The apple tree is a highly popular fruit-bearing tree. In the summer, an apple tree will be covered with small, green, oval-shaped leaves. If the tree has been pollinated, small, unripe apples will be hanging from its branches.
Depending on the variety, apple trees can grow between 9 and 40 feet tall. Typically an apple tree grows a wide, dense crown of branches, which are often twisted and knobby.
Most apple trees are produced by grafting, or fusing, the stem of one variety of apple tree with the root-stock of another, hardier variety.

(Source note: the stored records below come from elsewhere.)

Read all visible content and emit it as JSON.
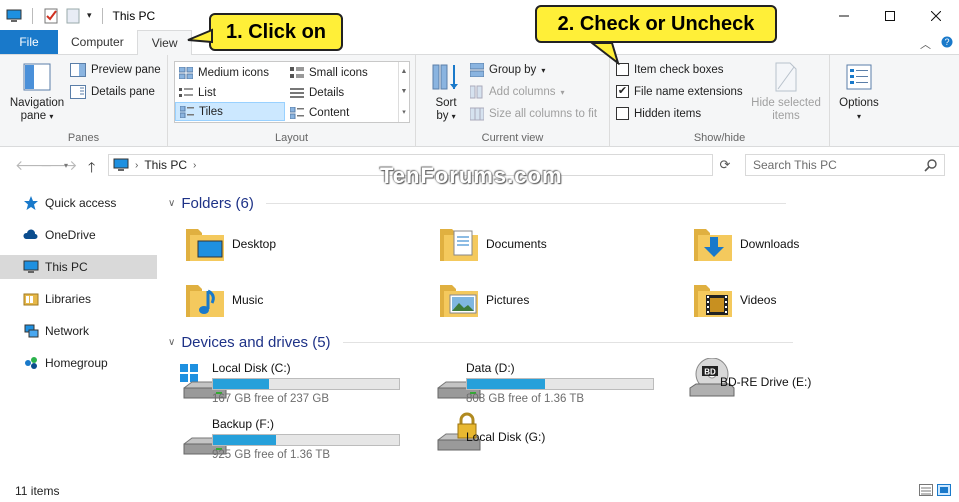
{
  "window": {
    "title": "This PC",
    "controls": [
      "minimize",
      "maximize",
      "close"
    ]
  },
  "ribbon_tabs": {
    "file": "File",
    "computer": "Computer",
    "view": "View"
  },
  "ribbon": {
    "panes": {
      "navigation_pane": "Navigation",
      "navigation_pane_2": "pane",
      "preview_pane": "Preview pane",
      "details_pane": "Details pane",
      "label": "Panes"
    },
    "layout": {
      "items": [
        "Medium icons",
        "Small icons",
        "List",
        "Details",
        "Tiles",
        "Content"
      ],
      "selected": "Tiles",
      "label": "Layout"
    },
    "current_view": {
      "sort_by": "Sort",
      "sort_by_2": "by",
      "group_by": "Group by",
      "add_columns": "Add columns",
      "size_columns": "Size all columns to fit",
      "label": "Current view"
    },
    "show_hide": {
      "item_check_boxes": "Item check boxes",
      "item_check_boxes_checked": false,
      "file_name_extensions": "File name extensions",
      "file_name_extensions_checked": true,
      "hidden_items": "Hidden items",
      "hidden_items_checked": false,
      "hide_selected": "Hide selected",
      "hide_selected_2": "items",
      "label": "Show/hide"
    },
    "options": "Options"
  },
  "callouts": {
    "step1": "1. Click on",
    "step2": "2. Check or Uncheck"
  },
  "address": {
    "path": "This PC",
    "search_placeholder": "Search This PC"
  },
  "watermark": "TenForums.com",
  "nav_pane": {
    "items": [
      "Quick access",
      "OneDrive",
      "This PC",
      "Libraries",
      "Network",
      "Homegroup"
    ],
    "selected": "This PC"
  },
  "folders": {
    "header": "Folders (6)",
    "items": [
      "Desktop",
      "Documents",
      "Downloads",
      "Music",
      "Pictures",
      "Videos"
    ]
  },
  "drives": {
    "header": "Devices and drives (5)",
    "items": [
      {
        "name": "Local Disk (C:)",
        "free": "167 GB free of 237 GB",
        "used_fraction": 0.3
      },
      {
        "name": "Data (D:)",
        "free": "808 GB free of 1.36 TB",
        "used_fraction": 0.42
      },
      {
        "name": "BD-RE Drive (E:)"
      },
      {
        "name": "Backup (F:)",
        "free": "925 GB free of 1.36 TB",
        "used_fraction": 0.34
      },
      {
        "name": "Local Disk (G:)"
      }
    ]
  },
  "status": {
    "items_count": "11 items"
  },
  "colors": {
    "accent": "#1979ca",
    "callout": "#ffef38",
    "drive_bar": "#26a0da",
    "section_header": "#1e3287",
    "folder": "#f4c95d"
  }
}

Sometimes two or even three different varieties are grafted to a single root, resulting in a tree that produces more than one kind of apple.
Apple trees are vulnerable to a number of common tree infections and insects, such as mildew, aphid infestations, and apple scab. Check your trees frequently through the summer for problem signs, such as white powdery patches, yellow or sickly-looking leaves, and fruit with cracked or bumpy skin.
Apples and apple trees are common symbols in Western mythology and religion. In Christian tradition, the "Tree of Knowledge" in the Book of Genesis was an apple tree.
According to Guinness World Records, the world’s heaviest apple was grown in 2005 in an orchard in Hirosaki City, Japan, and weighed just over four pounds.